Home is where the art is… Week 1
Interior design is essentially about relationships – in a nutshell, what elements work together. As part of that, I’ve always seen works of art as important elements in interiors. I love them for themselves – personal, handmade, tactile and visual evidence of the artist’s creativity and skill – but also for the life and perspective that they bring to a room, their colour, texture and form. I’ve never understood the snobbishness of many in the art world who think that it devalues art to buy a piece that suits a particular room. It’s a discussion I’ve had often with artist and gallery owner Gill Wilson. We both think that art in interiors important – it enriches the space and the art, as well as the owner’s life. Gill finds that people are often unsure how to showcase a piece that they’ve bought. As an interior designer, I find that people need help in pulling together all of the relationships in a room, including the art they own.
Myself and Gill have decided to do a blog on how easy this can be. Starting with the basics, we’re going to take individual works of art that come through Gill’s gallery, Gallerytop in Rowsley, Derbyshire, and show how they change & grow with a good wall colour behind them. This can transform how you view the work, draw your eye in and just be really satisfying.
We’ve started with a real colourist work from Mary Sumner, called ‘Pigeon and Bee’. An exquisite small piece, this has huge charm and is very easy to live with – nature calls us all. But it is far more than that – the depth and strength of the colours and the clear simplifying lines of the birds give it a contemporary edge. There is a huge amount of personality in this piece. The colours are a delight and we were spoilt for choice, finally deciding on Dulux Fragrant Cloud 2 – the name wasn’t one of the reasons for choosing this colour but it does suit the painting nicely.
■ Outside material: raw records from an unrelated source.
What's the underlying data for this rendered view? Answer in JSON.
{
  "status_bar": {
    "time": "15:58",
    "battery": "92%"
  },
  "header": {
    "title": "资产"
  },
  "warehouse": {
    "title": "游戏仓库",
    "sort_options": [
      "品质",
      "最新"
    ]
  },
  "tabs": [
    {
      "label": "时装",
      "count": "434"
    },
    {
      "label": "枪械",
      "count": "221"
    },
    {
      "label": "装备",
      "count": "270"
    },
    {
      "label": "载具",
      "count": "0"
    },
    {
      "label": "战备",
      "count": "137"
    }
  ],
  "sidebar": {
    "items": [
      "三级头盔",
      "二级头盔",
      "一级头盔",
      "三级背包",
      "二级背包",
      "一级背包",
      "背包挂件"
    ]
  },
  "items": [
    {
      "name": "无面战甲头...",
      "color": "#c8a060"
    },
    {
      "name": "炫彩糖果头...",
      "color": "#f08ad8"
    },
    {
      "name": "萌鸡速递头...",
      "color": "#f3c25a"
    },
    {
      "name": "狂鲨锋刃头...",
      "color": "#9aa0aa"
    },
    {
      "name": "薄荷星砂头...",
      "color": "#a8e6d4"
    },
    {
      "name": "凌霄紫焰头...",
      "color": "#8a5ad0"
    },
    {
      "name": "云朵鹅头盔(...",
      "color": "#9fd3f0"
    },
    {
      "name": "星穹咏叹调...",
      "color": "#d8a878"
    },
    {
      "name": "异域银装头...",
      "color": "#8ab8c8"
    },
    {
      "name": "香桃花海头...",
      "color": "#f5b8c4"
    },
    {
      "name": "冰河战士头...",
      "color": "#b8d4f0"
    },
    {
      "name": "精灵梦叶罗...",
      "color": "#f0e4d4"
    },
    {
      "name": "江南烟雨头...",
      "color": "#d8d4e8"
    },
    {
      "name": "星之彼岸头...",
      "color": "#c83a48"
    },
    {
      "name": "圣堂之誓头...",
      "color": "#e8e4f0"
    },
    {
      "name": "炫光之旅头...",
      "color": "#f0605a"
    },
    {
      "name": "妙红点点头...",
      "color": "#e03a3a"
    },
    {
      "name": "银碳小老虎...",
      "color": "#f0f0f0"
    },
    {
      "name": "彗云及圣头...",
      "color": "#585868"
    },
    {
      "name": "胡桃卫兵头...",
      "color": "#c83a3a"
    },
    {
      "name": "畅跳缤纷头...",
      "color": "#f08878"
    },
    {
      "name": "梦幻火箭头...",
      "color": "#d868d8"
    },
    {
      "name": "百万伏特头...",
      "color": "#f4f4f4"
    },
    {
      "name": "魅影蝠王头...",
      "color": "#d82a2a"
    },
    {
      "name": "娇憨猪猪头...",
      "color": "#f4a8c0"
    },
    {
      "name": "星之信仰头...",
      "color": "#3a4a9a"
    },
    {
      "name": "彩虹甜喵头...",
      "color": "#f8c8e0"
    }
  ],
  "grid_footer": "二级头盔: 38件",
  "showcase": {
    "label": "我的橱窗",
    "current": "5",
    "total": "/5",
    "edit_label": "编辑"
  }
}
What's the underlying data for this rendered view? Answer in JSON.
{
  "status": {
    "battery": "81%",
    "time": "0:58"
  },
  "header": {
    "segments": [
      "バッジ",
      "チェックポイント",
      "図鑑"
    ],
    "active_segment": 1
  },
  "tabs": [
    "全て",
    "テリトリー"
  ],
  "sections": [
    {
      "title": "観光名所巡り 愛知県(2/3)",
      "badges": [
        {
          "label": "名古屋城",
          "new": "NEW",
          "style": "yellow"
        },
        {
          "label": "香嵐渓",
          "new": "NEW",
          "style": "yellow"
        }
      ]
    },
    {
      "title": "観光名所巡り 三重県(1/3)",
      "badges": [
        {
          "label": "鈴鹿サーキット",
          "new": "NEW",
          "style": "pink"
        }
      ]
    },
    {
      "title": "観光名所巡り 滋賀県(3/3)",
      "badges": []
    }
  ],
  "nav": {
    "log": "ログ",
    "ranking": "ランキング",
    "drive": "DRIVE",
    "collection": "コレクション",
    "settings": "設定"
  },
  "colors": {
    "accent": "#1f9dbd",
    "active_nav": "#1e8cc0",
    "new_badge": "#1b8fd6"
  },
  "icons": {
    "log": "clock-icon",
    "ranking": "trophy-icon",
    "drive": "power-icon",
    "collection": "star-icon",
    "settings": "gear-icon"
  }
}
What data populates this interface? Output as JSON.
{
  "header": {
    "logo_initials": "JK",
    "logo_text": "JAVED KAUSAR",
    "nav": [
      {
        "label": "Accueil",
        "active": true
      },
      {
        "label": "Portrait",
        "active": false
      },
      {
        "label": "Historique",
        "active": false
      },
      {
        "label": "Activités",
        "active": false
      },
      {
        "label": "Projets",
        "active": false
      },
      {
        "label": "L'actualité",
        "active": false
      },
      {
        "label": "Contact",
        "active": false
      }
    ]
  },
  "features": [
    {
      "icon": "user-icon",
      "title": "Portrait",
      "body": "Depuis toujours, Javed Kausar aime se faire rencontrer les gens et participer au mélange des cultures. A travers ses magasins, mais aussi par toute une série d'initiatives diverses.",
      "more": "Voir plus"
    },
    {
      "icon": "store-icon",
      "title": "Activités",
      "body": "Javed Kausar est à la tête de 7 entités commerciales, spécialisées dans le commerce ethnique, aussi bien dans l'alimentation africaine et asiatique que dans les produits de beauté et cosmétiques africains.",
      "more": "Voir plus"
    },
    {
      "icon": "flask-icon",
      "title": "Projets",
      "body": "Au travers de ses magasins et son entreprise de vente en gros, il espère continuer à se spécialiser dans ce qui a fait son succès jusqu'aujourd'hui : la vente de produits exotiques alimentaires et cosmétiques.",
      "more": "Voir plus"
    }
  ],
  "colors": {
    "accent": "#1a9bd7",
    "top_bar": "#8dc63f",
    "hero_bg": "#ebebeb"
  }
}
This warm blue always strikes me as an upstairs colour – and would look great in a bedroom with lots of light. The small jewel of an painting is held and enhanced by the blue. This is quite a traditional look, and if you wanted it a bit edgier, look at the bee in the foreground and be brave with the orange! However, you could also work with a soft neutral like the middle ground – I’m thinking Dulux Heritage Green Clay, a sophisticated neutral. The effect you get from working with the more subtle areas of a painting can be really successful and more so from being subliminal.